This year’s expedition to Manitoulin Island has surprisingly asserted itself above its predecessors, as a summit of defiant obstructions and feral in all elements association.
When I called my friend that lives on Manitoulin, 2 weeks prior to Ontario QSO Party
2014, I first learned of the massive snowfalls that have buried the area in 4 feet
of snow. My friend informed that the constant wind dropped the temperature to -14
degrees, and that my usual dedicated area for setting up antenna was impossible to
use. The only redeeming news was that there was a tractor at hand, which is used to
clear the path to my cottage. I had my fingers crossed that perhaps some compassionate
deity would have cleared the foul weather by the end of the fortnight, but this was
not the case even temporarily over my week long stay on Manitoulin.
Long driving to the North through snow, rain and fog
I spent the majority of the week in snowshoes, which didn't simply become standard
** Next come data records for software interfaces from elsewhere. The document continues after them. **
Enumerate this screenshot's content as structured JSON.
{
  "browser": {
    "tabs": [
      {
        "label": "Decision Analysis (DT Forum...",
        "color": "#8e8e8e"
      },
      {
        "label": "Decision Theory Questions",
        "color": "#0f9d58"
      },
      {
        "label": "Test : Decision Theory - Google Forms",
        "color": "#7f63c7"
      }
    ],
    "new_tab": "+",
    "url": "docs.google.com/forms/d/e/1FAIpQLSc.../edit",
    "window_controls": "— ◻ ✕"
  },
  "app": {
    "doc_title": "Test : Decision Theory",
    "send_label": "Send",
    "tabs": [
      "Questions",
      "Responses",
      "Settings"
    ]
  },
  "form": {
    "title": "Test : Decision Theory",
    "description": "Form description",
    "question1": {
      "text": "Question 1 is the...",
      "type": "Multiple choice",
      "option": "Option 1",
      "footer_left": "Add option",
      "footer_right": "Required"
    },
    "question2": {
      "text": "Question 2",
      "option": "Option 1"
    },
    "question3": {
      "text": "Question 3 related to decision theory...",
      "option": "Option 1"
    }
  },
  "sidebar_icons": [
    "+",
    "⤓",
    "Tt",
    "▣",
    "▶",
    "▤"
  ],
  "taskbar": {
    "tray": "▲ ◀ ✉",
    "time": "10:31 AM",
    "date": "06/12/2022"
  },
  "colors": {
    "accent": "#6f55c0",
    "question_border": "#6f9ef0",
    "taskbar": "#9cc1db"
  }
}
footwear, as much as an extension of my appendages. Failure to embrace this sudden
change in lifestyle, meant that you would at least once put your faith into a particularly solid looking path and fall straight through, with your lower body suddenly swallowed by several feet of snow.
So during the course of the week, wearing snowshoes, I was installing phased verticals
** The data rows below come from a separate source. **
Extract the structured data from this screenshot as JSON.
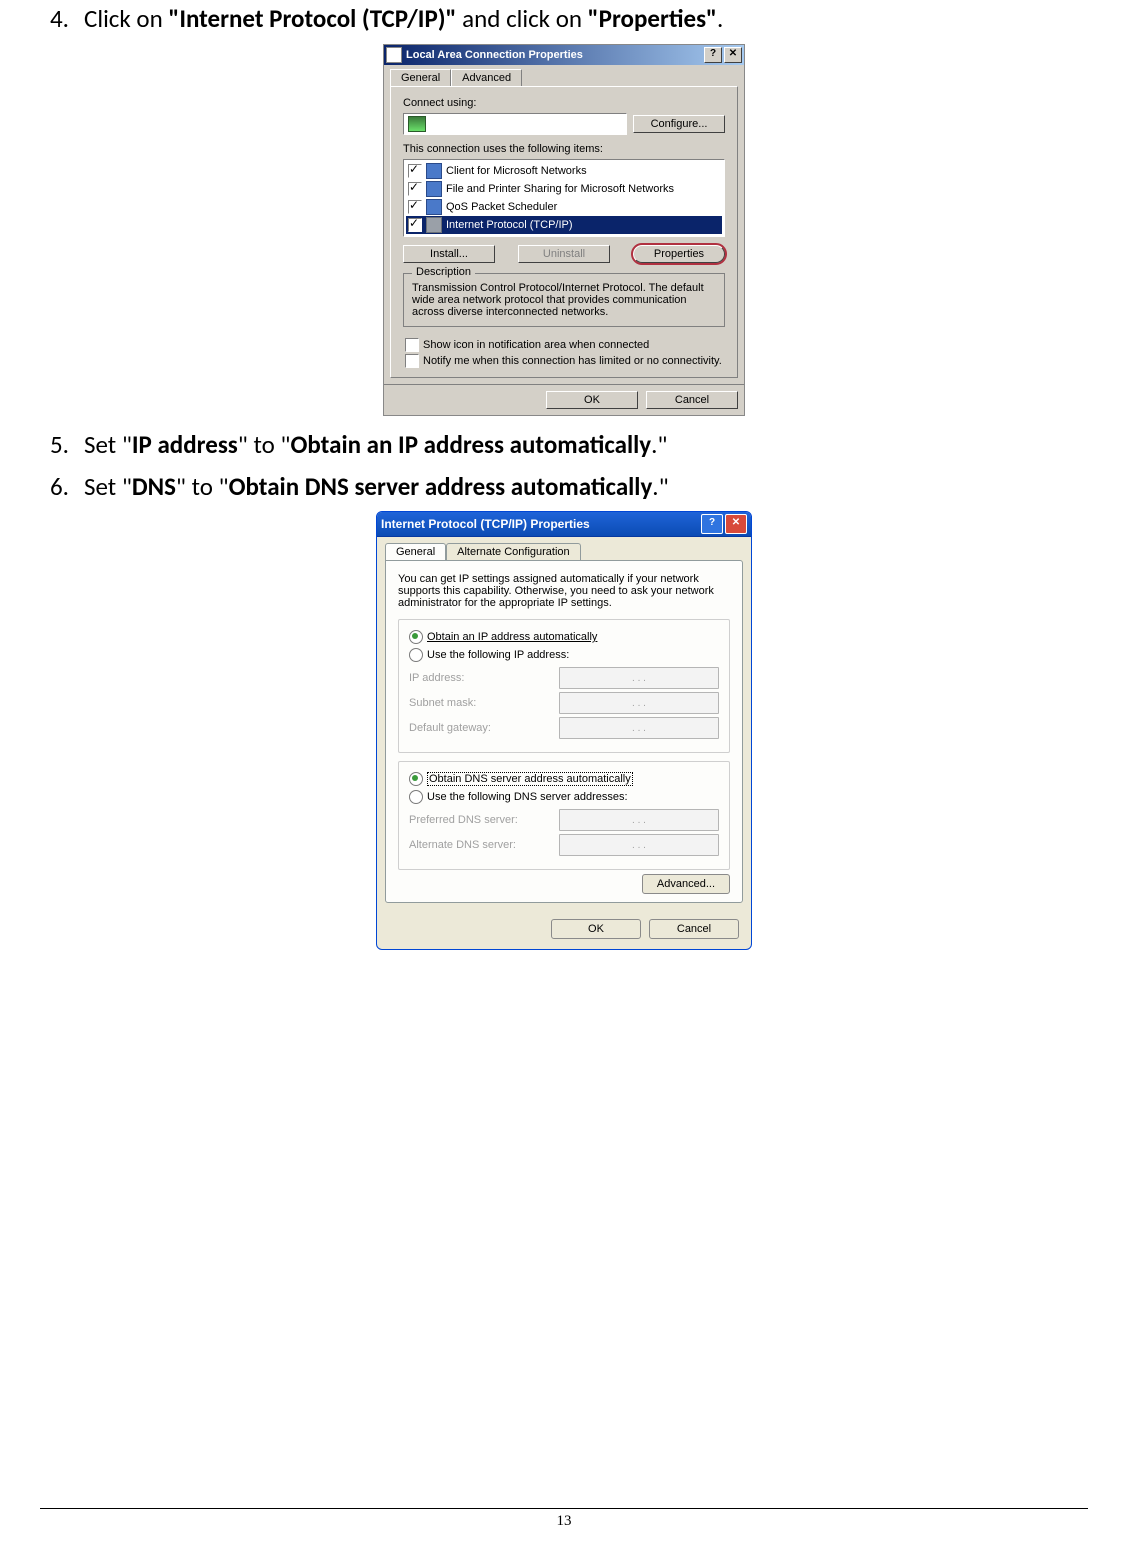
{
  "page_number": "13",
  "step4": {
    "num": "4.",
    "pre": "Click on ",
    "q1": "\"Internet Protocol (TCP/IP)\"",
    "mid": " and click on ",
    "q2": "\"Properties\"",
    "post": "."
  },
  "step5": {
    "num": "5.",
    "pre": "Set \"",
    "b1": "IP address",
    "mid": "\" to \"",
    "b2": "Obtain an IP address automatically",
    "post": ".\""
  },
  "step6": {
    "num": "6.",
    "pre": "Set \"",
    "b1": "DNS",
    "mid": "\" to \"",
    "b2": "Obtain DNS server address automatically",
    "post": ".\""
  },
  "dlg1": {
    "title": "Local Area Connection    Properties",
    "help": "?",
    "close": "✕",
    "tabs": {
      "general": "General",
      "advanced": "Advanced"
    },
    "connect_using": "Connect using:",
    "configure": "Configure...",
    "uses_items": "This connection uses the following items:",
    "items": [
      "Client for Microsoft Networks",
      "File and Printer Sharing for Microsoft Networks",
      "QoS Packet Scheduler",
      "Internet Protocol (TCP/IP)"
    ],
    "install": "Install...",
    "uninstall": "Uninstall",
    "properties": "Properties",
    "desc_legend": "Description",
    "desc_text": "Transmission Control Protocol/Internet Protocol. The default wide area network protocol that provides communication across diverse interconnected networks.",
    "show_icon": "Show icon in notification area when connected",
    "notify": "Notify me when this connection has limited or no connectivity.",
    "ok": "OK",
    "cancel": "Cancel"
  },
  "dlg2": {
    "title": "Internet Protocol (TCP/IP) Properties",
    "help": "?",
    "close": "✕",
    "tabs": {
      "general": "General",
      "alt": "Alternate Configuration"
    },
    "intro": "You can get IP settings assigned automatically if your network supports this capability. Otherwise, you need to ask your network administrator for the appropriate IP settings.",
    "r_obtain_ip": "Obtain an IP address automatically",
    "r_use_ip": "Use the following IP address:",
    "ip_address": "IP address:",
    "subnet": "Subnet mask:",
    "gateway": "Default gateway:",
    "r_obtain_dns": "Obtain DNS server address automatically",
    "r_use_dns": "Use the following DNS server addresses:",
    "pref_dns": "Preferred DNS server:",
    "alt_dns": "Alternate DNS server:",
    "advanced": "Advanced...",
    "ok": "OK",
    "cancel": "Cancel",
    "dots": ".       .       ."
  }
}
on 40 and 80, Inverted Vee on 160 and assembled Spider Beam on high bands.
Phased vertical arrays on 40 and 80 meters
I would like to particularly note that the ‘half a person worth of snowfall’ made the installation of the antenna an incredibly difficult task to accomplish, which I somehow managed with only my own 2 hands.
Igor VE3ZF installing vertical on 80 meters
Finally, at the end of the week, I was graced with arrival of my friends Patrick VE3HZQ
and Igor VE3KAO.
Pat VE3HZQ assembling vertical on 40 meters
With our labor combined, we managed to raise even more antennas: G5RV, Cushcraft AP8A, 2 beverages 160 meters each and erected Spider Beam to 10 meter`s height.
Spider Beam will be erected on 10 meter`s height in the next few minutes
In hindsight, the Ontario QSO Party was great, I especially enjoyed the by multi-hours
EU`s and W`s pile-ups on 40-20-15 meters. Multiplier on low bands was collected mostly
by Patrick VE3HZQ. Last hour was remarkable as well – Igor VE3KAO did a lot W6 on
10 meters CW.
Igor VE3KAO doing W6 on 10 meters CW
I would like to give my thanks to the W6-clubs – their activity was very helpful during
OnQP. The miserable weather and difficulty setting up aside, our LOG counted 1690 QSO`s
at the end of Ontario QSO Party.
Igor VE3ZF: Ontario QSO Party 2014 well done!
On top of that, not even hours after OnQP finished, Murphy’s Law once again demonstrated the degree to which it is a tangible force to be reckoned with, by raising the temperature into the positives and beginning to melt the mounds of snow. It was unfortunate that for entire week I had to put up with the sometimes difficult weather conditions that had befallen me, but at the end of it I feel accomplished knowing I got the results by my own abilities and will power.
Team VE3ZF: Igor VE3ZF, Pat VE3HZQ and Igor VE3KAO
I would to thank Max VE3CCN for his great help during preparation to our expedition.
Also thanks to all, who called us during Ontario QSO Party 2014 and see you next year!
Without snowshoes antenna`s installation was impossible!
Sunset on Manitoulin Island
And some time later:
At the Annual Contest Club Ontario 2014 BBQ meeting team VE3ZF was awarded for Over All 1st place in OnQP 2014.